Francie may look like a rebellious teenager in her school and church, but deeply inside she regains her kind and caring personality. She is able to empathize and enjoy life. Francie patiently helps her mother after her delivery and, despite the conflict of generations and her teenage delinquency, Francie respects her mother and understands how hard it is for Katie to be left a widow, without a husband she still loved. Still, Francie loves her father very much also. Her pragmatic mother can never substitute her dreamy and creative father for her. Katie’s sister Sissy comes to help Katie with children, she befriends Francie and goes along with her up to the school graduation. On her graduation celebration Francie receives red roses from her father - it appears that Johnny, understanding that he cannot keep the money intact, gave it to Sissy, asking to buy flowers when Francie will have her graduation. Francie breaks down and cries, grieving her father, her innocence and herself, so hurt by the loss.

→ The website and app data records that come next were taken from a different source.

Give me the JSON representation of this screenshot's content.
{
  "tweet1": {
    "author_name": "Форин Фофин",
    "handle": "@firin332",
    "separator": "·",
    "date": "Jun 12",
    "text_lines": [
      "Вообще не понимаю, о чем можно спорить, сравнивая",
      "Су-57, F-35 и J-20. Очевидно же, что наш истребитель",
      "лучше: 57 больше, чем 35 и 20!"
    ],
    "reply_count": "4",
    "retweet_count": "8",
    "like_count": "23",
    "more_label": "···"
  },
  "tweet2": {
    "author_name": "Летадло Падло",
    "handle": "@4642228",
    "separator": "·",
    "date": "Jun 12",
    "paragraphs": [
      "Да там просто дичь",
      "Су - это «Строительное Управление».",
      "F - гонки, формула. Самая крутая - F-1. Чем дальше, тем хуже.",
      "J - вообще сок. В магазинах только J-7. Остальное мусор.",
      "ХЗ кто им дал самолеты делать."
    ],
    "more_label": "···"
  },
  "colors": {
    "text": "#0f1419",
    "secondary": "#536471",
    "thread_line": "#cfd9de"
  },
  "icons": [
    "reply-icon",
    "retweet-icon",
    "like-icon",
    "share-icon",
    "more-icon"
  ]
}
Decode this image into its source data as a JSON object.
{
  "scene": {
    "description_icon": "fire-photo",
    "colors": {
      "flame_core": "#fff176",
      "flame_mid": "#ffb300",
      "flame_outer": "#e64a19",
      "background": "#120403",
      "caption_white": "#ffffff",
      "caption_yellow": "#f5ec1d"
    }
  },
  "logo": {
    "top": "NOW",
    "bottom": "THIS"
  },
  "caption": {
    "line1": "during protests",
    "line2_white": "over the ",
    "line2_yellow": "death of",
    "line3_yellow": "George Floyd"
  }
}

Katie now has to care for the baby, so she can’t work to support Francie and Neely. So, after they finish their eighth class, both siblings have to work during all the summer. Francie, as her mother before, starts from the position of a factory worker, but then finds a better job in a clippings bureau. She loves her new job, because she can read the news from all over the country and learn how the world around her is operating. When they get their first payment, the siblings present it to their mother, proudly feeling themselves the new breadwinners of the family.
Katie has a good job and she likes it still, but she desperately wants to attend high school and learn more. But Katie decides that the boy will achieve more than she and sends her favourite child to high school instead, because the family has money to pay for the one child only. With Francie working the family now can allow more and live the more relaxed life. Francie doesn’t hold a grudge and enrolls to college summer classes herself.
With the beginning of the World War I the life in America and in the world changes. Sissy, who has poor health, now can give birth to a healthy baby due to the technical and medical progress. Francie feels the romantic love for the first time: she meets a young soldier named Lee Rynor and immediately images a brave war hero. She falls in love with him immediately, but Lee has a fiancée, who he returned to marry before going back to war. Francie is heartbroken for a long period of time, until, surprisingly for herself, she understands that she feels very comfortable in the company of the neighborhood boy (who is now a young man) Ben Blake from her summer school.
The novel ends with Katie also meeting her love. Sergeant McShane, who returns from the war, admits his feelings to the widow and makes her a proposal. He is a decent and generous man and he promises to take care about little Laurie and pay for college for both Neeley and Francie. Katie happily agrees to marry him and the day before the wedding all the family moves from their cramped apartment to the spacious one. Francie prepares to leave for Michigan to study in the college and says her farewell to the Tree of Heaven. She feels that the Tree also says farewell to her.